■ Exercise objective
Could you please return each line of the data that has the word "value"?
┌─ Data provided
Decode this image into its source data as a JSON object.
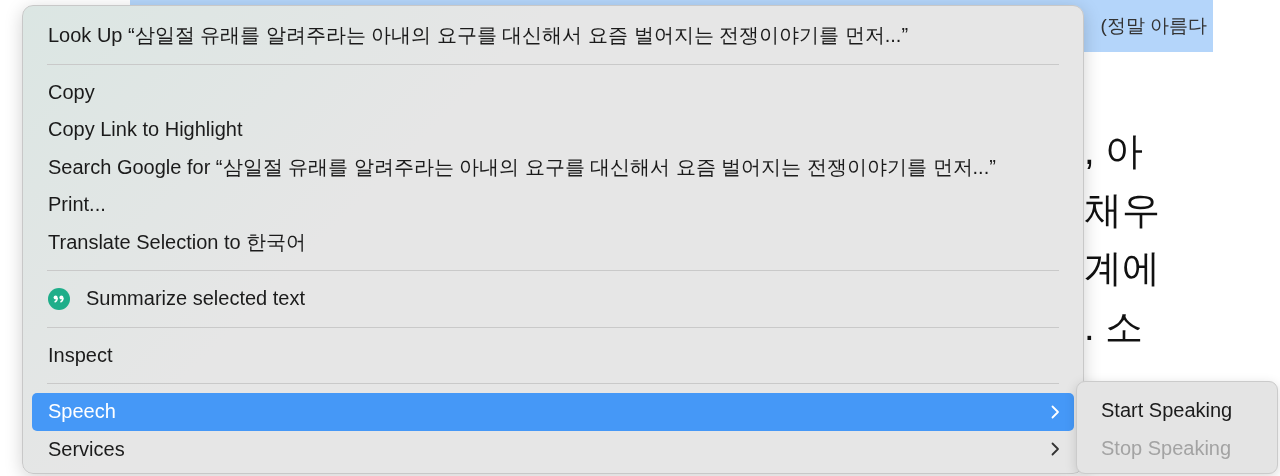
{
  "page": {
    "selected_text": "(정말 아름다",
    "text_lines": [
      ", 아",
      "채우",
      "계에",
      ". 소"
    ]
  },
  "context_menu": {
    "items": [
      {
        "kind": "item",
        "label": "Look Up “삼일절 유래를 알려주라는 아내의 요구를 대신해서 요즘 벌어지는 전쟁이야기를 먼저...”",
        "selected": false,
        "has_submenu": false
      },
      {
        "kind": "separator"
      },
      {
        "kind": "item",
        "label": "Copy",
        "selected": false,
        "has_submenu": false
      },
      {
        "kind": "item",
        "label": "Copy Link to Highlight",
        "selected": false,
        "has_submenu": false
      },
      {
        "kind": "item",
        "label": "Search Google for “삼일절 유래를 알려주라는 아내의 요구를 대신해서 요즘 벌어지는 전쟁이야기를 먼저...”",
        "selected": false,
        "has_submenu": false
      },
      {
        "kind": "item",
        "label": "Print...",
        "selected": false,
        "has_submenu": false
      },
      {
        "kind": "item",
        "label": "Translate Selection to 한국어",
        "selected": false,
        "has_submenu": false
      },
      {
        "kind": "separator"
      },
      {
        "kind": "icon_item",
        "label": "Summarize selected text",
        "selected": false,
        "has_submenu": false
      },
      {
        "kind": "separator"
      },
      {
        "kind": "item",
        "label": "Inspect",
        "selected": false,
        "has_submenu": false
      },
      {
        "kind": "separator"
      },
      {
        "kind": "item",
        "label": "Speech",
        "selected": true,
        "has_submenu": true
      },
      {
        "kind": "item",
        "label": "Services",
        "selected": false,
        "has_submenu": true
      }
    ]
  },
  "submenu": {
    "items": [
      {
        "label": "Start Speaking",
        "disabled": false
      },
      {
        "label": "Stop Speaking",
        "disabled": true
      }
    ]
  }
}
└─
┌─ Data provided
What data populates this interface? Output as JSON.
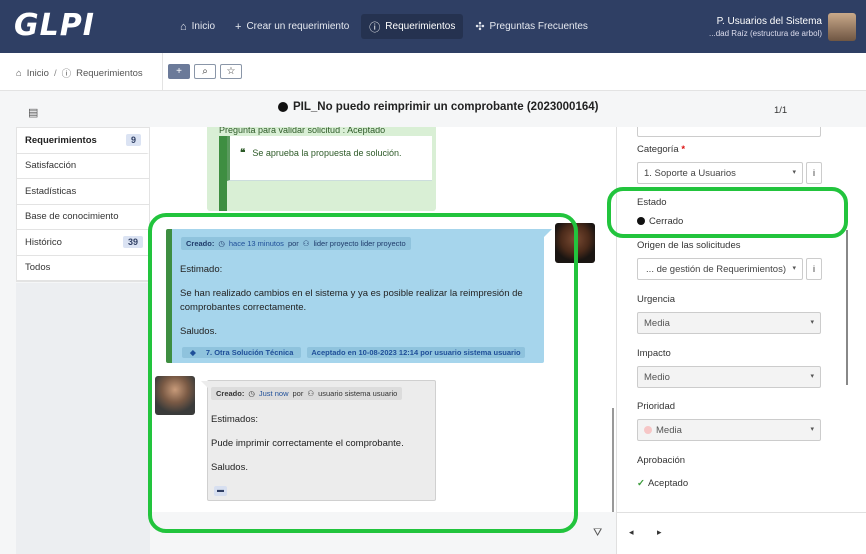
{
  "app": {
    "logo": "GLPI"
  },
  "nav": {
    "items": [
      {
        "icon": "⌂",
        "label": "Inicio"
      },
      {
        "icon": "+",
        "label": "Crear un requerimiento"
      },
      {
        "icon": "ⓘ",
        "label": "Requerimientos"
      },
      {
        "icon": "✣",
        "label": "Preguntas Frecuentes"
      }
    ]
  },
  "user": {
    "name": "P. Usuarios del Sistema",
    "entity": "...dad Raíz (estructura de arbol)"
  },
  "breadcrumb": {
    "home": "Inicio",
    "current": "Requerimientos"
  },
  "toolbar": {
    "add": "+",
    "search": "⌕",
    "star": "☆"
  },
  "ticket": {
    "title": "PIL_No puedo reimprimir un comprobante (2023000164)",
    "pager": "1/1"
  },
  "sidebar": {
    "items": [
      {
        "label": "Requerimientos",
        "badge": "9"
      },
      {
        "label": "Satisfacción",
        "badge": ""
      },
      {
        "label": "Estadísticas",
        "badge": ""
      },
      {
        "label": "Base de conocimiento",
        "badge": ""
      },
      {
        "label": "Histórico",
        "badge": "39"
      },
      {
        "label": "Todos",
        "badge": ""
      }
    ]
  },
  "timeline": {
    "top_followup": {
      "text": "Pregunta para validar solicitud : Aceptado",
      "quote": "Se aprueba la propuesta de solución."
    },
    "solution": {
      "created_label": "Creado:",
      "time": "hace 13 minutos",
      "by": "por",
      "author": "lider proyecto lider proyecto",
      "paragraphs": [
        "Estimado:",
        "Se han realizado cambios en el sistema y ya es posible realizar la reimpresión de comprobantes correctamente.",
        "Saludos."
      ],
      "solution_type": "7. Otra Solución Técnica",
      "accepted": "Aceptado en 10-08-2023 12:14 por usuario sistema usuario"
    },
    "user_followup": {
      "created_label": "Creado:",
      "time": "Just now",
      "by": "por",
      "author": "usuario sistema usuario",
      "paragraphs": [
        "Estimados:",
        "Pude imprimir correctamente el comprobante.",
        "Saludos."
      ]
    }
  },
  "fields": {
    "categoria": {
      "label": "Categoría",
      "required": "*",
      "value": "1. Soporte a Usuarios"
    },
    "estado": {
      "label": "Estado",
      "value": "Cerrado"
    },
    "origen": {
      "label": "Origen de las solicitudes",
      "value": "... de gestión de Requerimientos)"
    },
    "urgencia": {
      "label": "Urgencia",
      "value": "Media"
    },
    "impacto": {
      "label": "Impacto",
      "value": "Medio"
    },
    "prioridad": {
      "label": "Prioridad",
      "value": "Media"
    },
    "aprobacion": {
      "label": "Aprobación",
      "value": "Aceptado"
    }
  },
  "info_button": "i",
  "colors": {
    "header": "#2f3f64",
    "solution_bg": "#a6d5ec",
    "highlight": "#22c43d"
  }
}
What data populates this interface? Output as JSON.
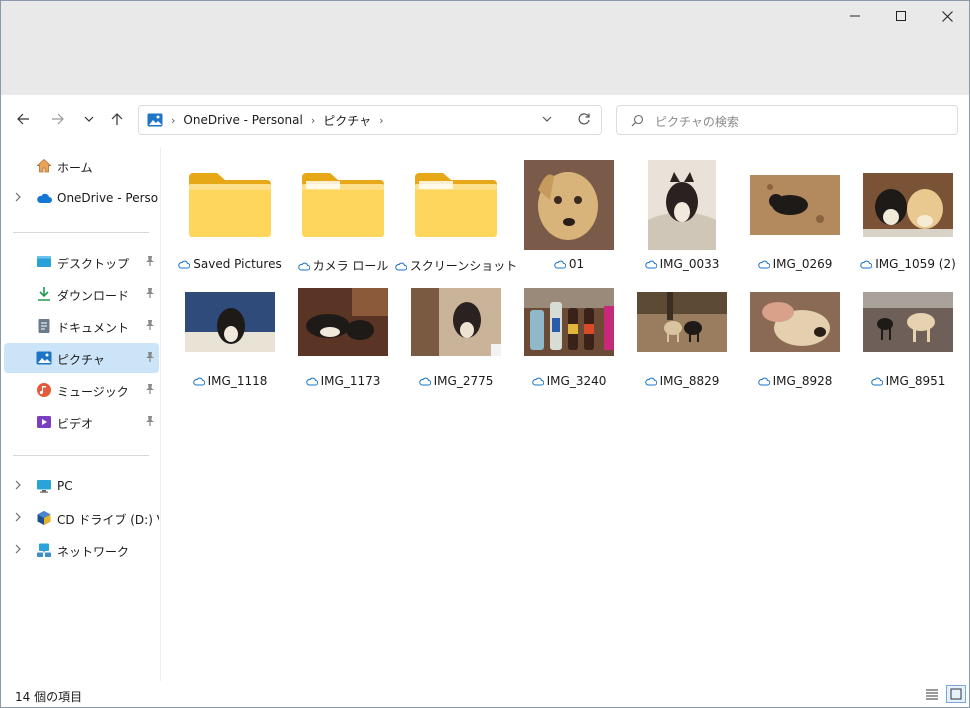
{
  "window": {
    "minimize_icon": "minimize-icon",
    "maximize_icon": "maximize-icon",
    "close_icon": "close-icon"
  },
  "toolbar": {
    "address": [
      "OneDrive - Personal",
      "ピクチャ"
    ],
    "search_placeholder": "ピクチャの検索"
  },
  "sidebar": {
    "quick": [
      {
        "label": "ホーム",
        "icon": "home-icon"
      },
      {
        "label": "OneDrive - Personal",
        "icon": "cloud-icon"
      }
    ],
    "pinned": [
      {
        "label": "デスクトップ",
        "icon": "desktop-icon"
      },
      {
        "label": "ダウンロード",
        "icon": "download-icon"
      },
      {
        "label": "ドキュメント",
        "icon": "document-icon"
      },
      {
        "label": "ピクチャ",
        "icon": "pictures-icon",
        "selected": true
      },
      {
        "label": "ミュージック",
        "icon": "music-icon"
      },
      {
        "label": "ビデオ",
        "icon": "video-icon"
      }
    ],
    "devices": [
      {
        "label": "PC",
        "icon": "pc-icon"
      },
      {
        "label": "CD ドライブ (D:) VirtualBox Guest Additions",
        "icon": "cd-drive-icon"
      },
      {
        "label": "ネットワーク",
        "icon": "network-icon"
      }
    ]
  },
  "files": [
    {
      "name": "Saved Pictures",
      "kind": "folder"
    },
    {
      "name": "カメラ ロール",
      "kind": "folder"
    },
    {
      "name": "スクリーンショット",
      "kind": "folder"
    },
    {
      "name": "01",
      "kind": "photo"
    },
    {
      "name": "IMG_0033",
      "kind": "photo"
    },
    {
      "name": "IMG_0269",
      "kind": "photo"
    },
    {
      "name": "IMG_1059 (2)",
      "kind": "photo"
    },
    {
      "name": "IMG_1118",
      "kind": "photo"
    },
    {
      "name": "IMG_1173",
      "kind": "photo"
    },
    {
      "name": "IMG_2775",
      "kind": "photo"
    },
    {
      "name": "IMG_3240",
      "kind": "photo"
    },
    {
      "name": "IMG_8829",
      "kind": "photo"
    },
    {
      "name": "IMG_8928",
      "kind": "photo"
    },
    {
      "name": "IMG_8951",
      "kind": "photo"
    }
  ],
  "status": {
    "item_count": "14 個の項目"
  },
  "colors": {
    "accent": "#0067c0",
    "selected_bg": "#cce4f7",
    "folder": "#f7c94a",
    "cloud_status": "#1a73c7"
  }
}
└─
■ Solution for this task
      "value": "1. Soporte a Usuarios"
      "value": "Cerrado"
      "value": "... de gestión de Requerimientos)"
      "value": "Media"
      "value": "Medio"
      "value": "Media"
      "value": "Aceptado"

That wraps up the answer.